▶ _Exercise_
Provide an exact reproduction of every entry.

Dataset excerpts

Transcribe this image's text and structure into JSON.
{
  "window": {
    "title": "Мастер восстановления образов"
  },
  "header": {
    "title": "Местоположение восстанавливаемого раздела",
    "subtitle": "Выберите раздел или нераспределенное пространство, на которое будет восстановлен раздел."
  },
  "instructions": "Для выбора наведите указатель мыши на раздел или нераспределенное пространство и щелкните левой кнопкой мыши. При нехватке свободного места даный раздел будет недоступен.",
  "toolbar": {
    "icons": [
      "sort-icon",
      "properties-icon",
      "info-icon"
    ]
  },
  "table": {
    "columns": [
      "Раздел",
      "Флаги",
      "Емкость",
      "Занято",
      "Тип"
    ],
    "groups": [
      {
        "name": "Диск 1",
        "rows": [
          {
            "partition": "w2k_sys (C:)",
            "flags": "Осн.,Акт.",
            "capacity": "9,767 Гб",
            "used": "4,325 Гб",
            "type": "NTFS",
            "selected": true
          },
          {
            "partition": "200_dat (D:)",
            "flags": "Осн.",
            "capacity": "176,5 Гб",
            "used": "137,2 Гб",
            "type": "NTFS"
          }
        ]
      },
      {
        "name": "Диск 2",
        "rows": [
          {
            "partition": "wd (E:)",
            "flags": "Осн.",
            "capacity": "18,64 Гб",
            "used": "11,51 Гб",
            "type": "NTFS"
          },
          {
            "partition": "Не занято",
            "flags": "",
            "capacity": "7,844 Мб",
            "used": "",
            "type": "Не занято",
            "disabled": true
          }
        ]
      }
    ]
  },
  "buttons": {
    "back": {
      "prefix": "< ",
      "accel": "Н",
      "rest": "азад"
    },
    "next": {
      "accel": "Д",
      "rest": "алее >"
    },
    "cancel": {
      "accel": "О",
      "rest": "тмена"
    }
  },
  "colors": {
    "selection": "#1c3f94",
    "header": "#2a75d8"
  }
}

▶ _Result for this task_
Transcribe this image's text and structure into JSON.
{
  "window": {
    "title": "Мастер восстановления образов"
  },
  "header": {
    "title": "Местоположение восстанавливаемого раздела",
    "subtitle": "Выберите раздел или нераспределенное пространство, на которое будет восстановлен раздел."
  },
  "instructions": "Для выбора наведите указатель мыши на раздел или нераспределенное пространство и щелкните левой кнопкой мыши. При нехватке свободного места даный раздел будет недоступен.",
  "toolbar": {
    "icons": [
      "sort-icon",
      "properties-icon",
      "info-icon"
    ]
  },
  "table": {
    "columns": [
      "Раздел",
      "Флаги",
      "Емкость",
      "Занято",
      "Тип"
    ],
    "groups": [
      {
        "name": "Диск 1",
        "rows": [
          {
            "partition": "w2k_sys (C:)",
            "flags": "Осн.,Акт.",
            "capacity": "9,767 Гб",
            "used": "4,325 Гб",
            "type": "NTFS",
            "selected": true
          },
          {
            "partition": "200_dat (D:)",
            "flags": "Осн.",
            "capacity": "176,5 Гб",
            "used": "137,2 Гб",
            "type": "NTFS"
          }
        ]
      },
      {
        "name": "Диск 2",
        "rows": [
          {
            "partition": "wd (E:)",
            "flags": "Осн.",
            "capacity": "18,64 Гб",
            "used": "11,51 Гб",
            "type": "NTFS"
          },
          {
            "partition": "Не занято",
            "flags": "",
            "capacity": "7,844 Мб",
            "used": "",
            "type": "Не занято",
            "disabled": true
          }
        ]
      }
    ]
  },
  "buttons": {
    "back": {
      "prefix": "< ",
      "accel": "Н",
      "rest": "азад"
    },
    "next": {
      "accel": "Д",
      "rest": "алее >"
    },
    "cancel": {
      "accel": "О",
      "rest": "тмена"
    }
  },
  "colors": {
    "selection": "#1c3f94",
    "header": "#2a75d8"
  }
}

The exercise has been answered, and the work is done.